I really like Britt Robertson as an actress. She is beautiful, adorable and a real talent. I loved her performance in “Tomorrowland” and in her role as Melissa in “I Still Believe”. There’s intelligence and talent within her, and she becomes the engine that drives this movie’s emotional momentum. Britt Robertson infuses Melissa with such warmth and strength and beauty in every sense of the word, it’s easy to understand how Jeremy would instantly fall for her. Both Apa and Robertson are marvelous together and have great on-screen chemistry, that could be just as great as Ryan Gosling and Rachel McAdams.
These faith based films has secured it’s share of A-list actors including: Greg Kinnear, Jennifer Garner, Dennis Quaid and now Gary Sinise. Although unfortunately we don’t see a lot of Gary Sinise and Shania Twain (who was terrific in last years racing film “Trading Paint” with John Travolta) as Jeremy’s parents.
Sinise gets the smallest role out of the past veteran actors, which is unfortunate because I wanted more from him. At least the Erwin brothers give him one showcase to shine, in a devastatingly emotional, father and son scene, where he talks about the disappointments in his life but how each one of them has brought him closer to God. Gary Sinise exhibits a natural ease and reminds us why he’s one of our finest actors.
The structure of the plot and the timing of a few sequences made the story feel rushed at times, but made the pacing move along. There’s one moment where Jeremy and Melissa get into an argument and Jeremy heads back to his home, where as soon as he arrives, he must drive all the way back because something terrible has happened to Melissa. While this certainly helps the pacing, as the 1 hour and 56 minutes is quick and gets to the point. It feels as though there was something more in his return home, because it certainly felt as though there was more screen time for Sinise that was left on the cutting room floor.
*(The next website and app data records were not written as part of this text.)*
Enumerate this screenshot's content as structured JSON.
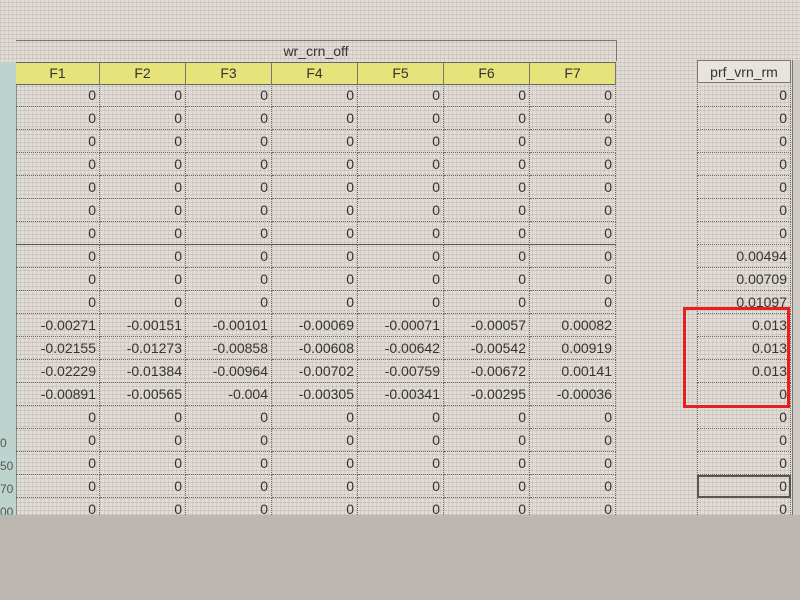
{
  "main_table": {
    "title": "wr_crn_off",
    "columns": [
      "F1",
      "F2",
      "F3",
      "F4",
      "F5",
      "F6",
      "F7"
    ],
    "rows": [
      [
        "0",
        "0",
        "0",
        "0",
        "0",
        "0",
        "0"
      ],
      [
        "0",
        "0",
        "0",
        "0",
        "0",
        "0",
        "0"
      ],
      [
        "0",
        "0",
        "0",
        "0",
        "0",
        "0",
        "0"
      ],
      [
        "0",
        "0",
        "0",
        "0",
        "0",
        "0",
        "0"
      ],
      [
        "0",
        "0",
        "0",
        "0",
        "0",
        "0",
        "0"
      ],
      [
        "0",
        "0",
        "0",
        "0",
        "0",
        "0",
        "0"
      ],
      [
        "0",
        "0",
        "0",
        "0",
        "0",
        "0",
        "0"
      ],
      [
        "0",
        "0",
        "0",
        "0",
        "0",
        "0",
        "0"
      ],
      [
        "0",
        "0",
        "0",
        "0",
        "0",
        "0",
        "0"
      ],
      [
        "0",
        "0",
        "0",
        "0",
        "0",
        "0",
        "0"
      ],
      [
        "-0.00271",
        "-0.00151",
        "-0.00101",
        "-0.00069",
        "-0.00071",
        "-0.00057",
        "0.00082"
      ],
      [
        "-0.02155",
        "-0.01273",
        "-0.00858",
        "-0.00608",
        "-0.00642",
        "-0.00542",
        "0.00919"
      ],
      [
        "-0.02229",
        "-0.01384",
        "-0.00964",
        "-0.00702",
        "-0.00759",
        "-0.00672",
        "0.00141"
      ],
      [
        "-0.00891",
        "-0.00565",
        "-0.004",
        "-0.00305",
        "-0.00341",
        "-0.00295",
        "-0.00036"
      ],
      [
        "0",
        "0",
        "0",
        "0",
        "0",
        "0",
        "0"
      ],
      [
        "0",
        "0",
        "0",
        "0",
        "0",
        "0",
        "0"
      ],
      [
        "0",
        "0",
        "0",
        "0",
        "0",
        "0",
        "0"
      ],
      [
        "0",
        "0",
        "0",
        "0",
        "0",
        "0",
        "0"
      ],
      [
        "0",
        "0",
        "0",
        "0",
        "0",
        "0",
        "0"
      ]
    ]
  },
  "right_table": {
    "title": "prf_vrn_rm",
    "values": [
      "0",
      "0",
      "0",
      "0",
      "0",
      "0",
      "0",
      "0.00494",
      "0.00709",
      "0.01097",
      "0.013",
      "0.013",
      "0.013",
      "0",
      "0",
      "0",
      "0",
      "0",
      "0"
    ]
  },
  "row_header_labels": [
    "0",
    "50",
    "70",
    "00"
  ],
  "highlight_color": "#e8201c",
  "header_fill_color": "#e6e37a"
}
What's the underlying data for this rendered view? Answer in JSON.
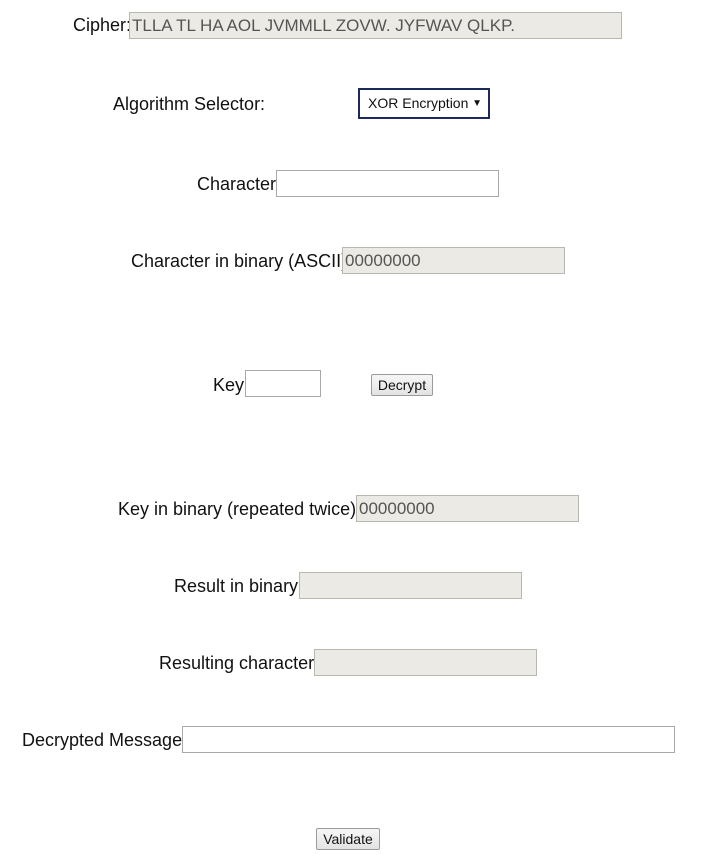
{
  "cipher": {
    "label": "Cipher:",
    "value": "TLLA TL HA AOL JVMMLL ZOVW. JYFWAV QLKP."
  },
  "algorithm": {
    "label": "Algorithm Selector:",
    "selected": "XOR Encryption"
  },
  "character": {
    "label": "Character:",
    "value": ""
  },
  "character_binary": {
    "label": "Character in binary (ASCII):",
    "value": "00000000"
  },
  "key": {
    "label": "Key:",
    "value": ""
  },
  "decrypt_button": "Decrypt",
  "key_binary": {
    "label": "Key in binary (repeated twice):",
    "value": "00000000"
  },
  "result_binary": {
    "label": "Result in binary:",
    "value": ""
  },
  "resulting_character": {
    "label": "Resulting character:",
    "value": ""
  },
  "decrypted_message": {
    "label": "Decrypted Message:",
    "value": ""
  },
  "validate_button": "Validate"
}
The script is also pretty smart, giving Jeremy and Melissa anguish and misery to face together as a couple. But we also get to see them in love in a first date that sees them staring at the stars in a planetarium. This is where the screenwriters write a great piece of dialogue as Melissa points to a brightly shining cluster and explains to Jeremy, “It’s called Andromeda. It’s a galaxy…with one trillion stars, all shining together. That, my new friend, is the definition of wonder. God is so infinitely vast, and this is his painting”. Sweet moments like this helps us as viewers bond to the couple especially as things get harder for them. The writers also have the self-restraint to not make the movie about Camp’s rising-star status and instead, letting that occur subtly in the background.
For all those who stocked up on Kleenex and toilet paper, over this quarantine, will finally get to put those bulk family size packs to use towards this sweet and lovely tearjerker. This is the kind of movie where you know what’s coming, but it’s also the kind of movie that brings hope and we could all use that sorely right now.
It’s a heartfelt, engaging movie bristling with a great soundtrack. You can actually enjoy the movie from beginning to end without realizing it’s part of the faith-based film pipeline. The Erwin brothers don’t over preach the word to where it feels like a sermon or Sunday Church. “I Still Believe” is more mainstream than what you are probably expecting.
Jeremy and Melissa’s life together is a love story right out of a song and deserving of a romance for the big screen. Young love is powerful, transformational… and sometimes tragic and “I Still Believe” gives us the highs and the lows, and what comes after.
GRADE: ★★★1/2☆☆ (3 & 1/2 out of 5)